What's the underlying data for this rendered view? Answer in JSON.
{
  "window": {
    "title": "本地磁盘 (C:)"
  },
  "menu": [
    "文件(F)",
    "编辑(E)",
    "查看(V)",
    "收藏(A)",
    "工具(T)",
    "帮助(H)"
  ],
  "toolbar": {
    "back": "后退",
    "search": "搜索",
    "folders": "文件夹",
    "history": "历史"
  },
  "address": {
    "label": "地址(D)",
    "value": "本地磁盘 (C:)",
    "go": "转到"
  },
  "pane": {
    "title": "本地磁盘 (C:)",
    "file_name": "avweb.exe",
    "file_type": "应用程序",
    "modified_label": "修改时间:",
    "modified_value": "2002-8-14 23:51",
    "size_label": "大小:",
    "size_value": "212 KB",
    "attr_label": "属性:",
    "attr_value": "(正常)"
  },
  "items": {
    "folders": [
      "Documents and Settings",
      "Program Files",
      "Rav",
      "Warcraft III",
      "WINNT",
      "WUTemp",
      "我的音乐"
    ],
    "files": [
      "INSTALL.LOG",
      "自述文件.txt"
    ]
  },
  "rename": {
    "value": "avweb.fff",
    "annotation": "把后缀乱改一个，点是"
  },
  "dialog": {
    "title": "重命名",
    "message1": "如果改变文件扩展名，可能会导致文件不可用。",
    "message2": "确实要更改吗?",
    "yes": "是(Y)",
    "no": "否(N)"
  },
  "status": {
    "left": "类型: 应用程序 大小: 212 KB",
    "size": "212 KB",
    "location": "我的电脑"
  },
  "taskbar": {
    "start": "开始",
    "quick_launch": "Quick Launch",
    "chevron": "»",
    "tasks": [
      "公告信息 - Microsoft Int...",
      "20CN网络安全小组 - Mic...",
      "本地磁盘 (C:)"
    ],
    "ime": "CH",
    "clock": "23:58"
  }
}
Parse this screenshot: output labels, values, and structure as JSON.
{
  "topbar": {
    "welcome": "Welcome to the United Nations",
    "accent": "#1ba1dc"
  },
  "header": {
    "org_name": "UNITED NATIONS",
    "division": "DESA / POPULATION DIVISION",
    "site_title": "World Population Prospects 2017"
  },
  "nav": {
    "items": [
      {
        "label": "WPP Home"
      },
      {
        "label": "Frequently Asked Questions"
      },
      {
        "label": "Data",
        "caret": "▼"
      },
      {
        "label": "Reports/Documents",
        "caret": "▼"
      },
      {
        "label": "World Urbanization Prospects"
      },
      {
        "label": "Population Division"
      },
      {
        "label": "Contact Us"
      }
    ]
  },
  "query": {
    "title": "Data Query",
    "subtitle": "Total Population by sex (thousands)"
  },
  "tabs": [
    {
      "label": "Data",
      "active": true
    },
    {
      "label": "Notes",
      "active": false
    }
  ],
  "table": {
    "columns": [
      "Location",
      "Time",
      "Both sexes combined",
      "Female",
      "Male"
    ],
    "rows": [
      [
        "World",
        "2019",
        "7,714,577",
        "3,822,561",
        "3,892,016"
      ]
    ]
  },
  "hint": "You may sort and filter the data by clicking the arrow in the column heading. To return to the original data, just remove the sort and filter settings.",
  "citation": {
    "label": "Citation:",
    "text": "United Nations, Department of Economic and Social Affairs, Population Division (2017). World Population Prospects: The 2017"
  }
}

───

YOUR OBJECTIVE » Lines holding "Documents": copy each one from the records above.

RESULT OF THE EXERCISE »
      "Documents and Settings",
        "label": "Reports/Documents",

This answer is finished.